=== Section Start ===

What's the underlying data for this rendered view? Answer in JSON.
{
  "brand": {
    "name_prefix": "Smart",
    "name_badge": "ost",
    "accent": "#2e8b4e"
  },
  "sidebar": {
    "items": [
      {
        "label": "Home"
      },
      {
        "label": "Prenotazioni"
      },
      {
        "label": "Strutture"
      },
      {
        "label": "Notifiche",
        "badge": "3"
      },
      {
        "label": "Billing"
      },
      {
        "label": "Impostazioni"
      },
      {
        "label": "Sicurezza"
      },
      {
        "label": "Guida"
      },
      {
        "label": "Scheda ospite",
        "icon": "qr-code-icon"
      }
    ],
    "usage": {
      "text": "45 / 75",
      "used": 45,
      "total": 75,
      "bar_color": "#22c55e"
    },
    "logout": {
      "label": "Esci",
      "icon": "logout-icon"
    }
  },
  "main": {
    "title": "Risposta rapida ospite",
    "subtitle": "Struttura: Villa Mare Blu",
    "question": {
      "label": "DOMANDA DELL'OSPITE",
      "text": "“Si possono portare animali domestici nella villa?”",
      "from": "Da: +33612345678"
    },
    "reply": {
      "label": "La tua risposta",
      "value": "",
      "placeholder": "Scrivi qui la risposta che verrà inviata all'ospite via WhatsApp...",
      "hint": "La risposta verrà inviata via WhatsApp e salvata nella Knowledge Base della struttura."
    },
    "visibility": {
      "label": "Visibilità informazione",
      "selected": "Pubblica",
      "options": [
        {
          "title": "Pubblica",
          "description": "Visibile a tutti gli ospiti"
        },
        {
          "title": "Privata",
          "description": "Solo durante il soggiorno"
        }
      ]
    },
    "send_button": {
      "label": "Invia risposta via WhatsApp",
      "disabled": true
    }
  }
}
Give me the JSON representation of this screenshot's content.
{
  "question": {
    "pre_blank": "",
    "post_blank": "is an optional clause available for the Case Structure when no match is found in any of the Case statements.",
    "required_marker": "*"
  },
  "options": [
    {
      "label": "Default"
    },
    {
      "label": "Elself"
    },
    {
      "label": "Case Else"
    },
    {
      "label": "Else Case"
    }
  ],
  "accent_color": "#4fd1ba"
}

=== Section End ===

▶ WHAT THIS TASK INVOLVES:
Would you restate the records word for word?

▶ TASK RESPONSE:
What's the underlying data for this rendered view? Answer in JSON.
{
  "brand": {
    "name_prefix": "Smart",
    "name_badge": "ost",
    "accent": "#2e8b4e"
  },
  "sidebar": {
    "items": [
      {
        "label": "Home"
      },
      {
        "label": "Prenotazioni"
      },
      {
        "label": "Strutture"
      },
      {
        "label": "Notifiche",
        "badge": "3"
      },
      {
        "label": "Billing"
      },
      {
        "label": "Impostazioni"
      },
      {
        "label": "Sicurezza"
      },
      {
        "label": "Guida"
      },
      {
        "label": "Scheda ospite",
        "icon": "qr-code-icon"
      }
    ],
    "usage": {
      "text": "45 / 75",
      "used": 45,
      "total": 75,
      "bar_color": "#22c55e"
    },
    "logout": {
      "label": "Esci",
      "icon": "logout-icon"
    }
  },
  "main": {
    "title": "Risposta rapida ospite",
    "subtitle": "Struttura: Villa Mare Blu",
    "question": {
      "label": "DOMANDA DELL'OSPITE",
      "text": "“Si possono portare animali domestici nella villa?”",
      "from": "Da: +33612345678"
    },
    "reply": {
      "label": "La tua risposta",
      "value": "",
      "placeholder": "Scrivi qui la risposta che verrà inviata all'ospite via WhatsApp...",
      "hint": "La risposta verrà inviata via WhatsApp e salvata nella Knowledge Base della struttura."
    },
    "visibility": {
      "label": "Visibilità informazione",
      "selected": "Pubblica",
      "options": [
        {
          "title": "Pubblica",
          "description": "Visibile a tutti gli ospiti"
        },
        {
          "title": "Privata",
          "description": "Solo durante il soggiorno"
        }
      ]
    },
    "send_button": {
      "label": "Invia risposta via WhatsApp",
      "disabled": true
    }
  }
}
Give me the JSON representation of this screenshot's content.
{
  "question": {
    "pre_blank": "",
    "post_blank": "is an optional clause available for the Case Structure when no match is found in any of the Case statements.",
    "required_marker": "*"
  },
  "options": [
    {
      "label": "Default"
    },
    {
      "label": "Elself"
    },
    {
      "label": "Case Else"
    },
    {
      "label": "Else Case"
    }
  ],
  "accent_color": "#4fd1ba"
}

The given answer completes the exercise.